### Work order
An exact copy of the data is required. No picture may appear in it.

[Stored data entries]
= Beginning of Section =

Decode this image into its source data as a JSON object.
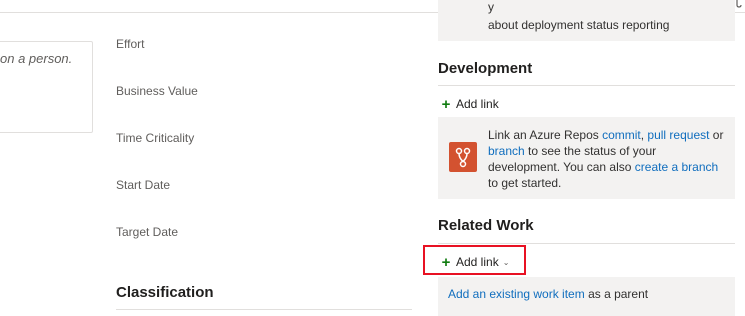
{
  "top_tabs": {
    "icons": [
      "history-icon",
      "link-icon",
      "attachment-icon"
    ]
  },
  "description": {
    "placeholder": "on a person."
  },
  "fields": {
    "effort": "Effort",
    "business_value": "Business Value",
    "time_criticality": "Time Criticality",
    "start_date": "Start Date",
    "target_date": "Target Date"
  },
  "classification": {
    "title": "Classification"
  },
  "deployment": {
    "partial_line": "y",
    "link_text": "about deployment status reporting"
  },
  "development": {
    "title": "Development",
    "add_link_label": "Add link",
    "message_prefix": "Link an Azure Repos ",
    "commit_link": "commit",
    "sep1": ", ",
    "pull_request_link": "pull request",
    "sep2": " or",
    "branch_link": "branch",
    "message_mid": " to see the status of your development. You can also ",
    "create_branch_link": "create a branch",
    "message_suffix": "to get started.",
    "icon": "git-branch-icon"
  },
  "related_work": {
    "title": "Related Work",
    "add_link_label": "Add link",
    "existing_item_link": "Add an existing work item",
    "existing_item_suffix": " as a parent"
  },
  "colors": {
    "accent_link": "#106ebe",
    "plus_green": "#107c10",
    "highlight_red": "#e81123",
    "repo_icon_orange": "#d35230",
    "panel_grey": "#f3f2f1"
  }
}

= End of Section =

### The completed task
Decode this image into its source data as a JSON object.
{
  "top_tabs": {
    "icons": [
      "history-icon",
      "link-icon",
      "attachment-icon"
    ]
  },
  "description": {
    "placeholder": "on a person."
  },
  "fields": {
    "effort": "Effort",
    "business_value": "Business Value",
    "time_criticality": "Time Criticality",
    "start_date": "Start Date",
    "target_date": "Target Date"
  },
  "classification": {
    "title": "Classification"
  },
  "deployment": {
    "partial_line": "y",
    "link_text": "about deployment status reporting"
  },
  "development": {
    "title": "Development",
    "add_link_label": "Add link",
    "message_prefix": "Link an Azure Repos ",
    "commit_link": "commit",
    "sep1": ", ",
    "pull_request_link": "pull request",
    "sep2": " or",
    "branch_link": "branch",
    "message_mid": " to see the status of your development. You can also ",
    "create_branch_link": "create a branch",
    "message_suffix": "to get started.",
    "icon": "git-branch-icon"
  },
  "related_work": {
    "title": "Related Work",
    "add_link_label": "Add link",
    "existing_item_link": "Add an existing work item",
    "existing_item_suffix": " as a parent"
  },
  "colors": {
    "accent_link": "#106ebe",
    "plus_green": "#107c10",
    "highlight_red": "#e81123",
    "repo_icon_orange": "#d35230",
    "panel_grey": "#f3f2f1"
  }
}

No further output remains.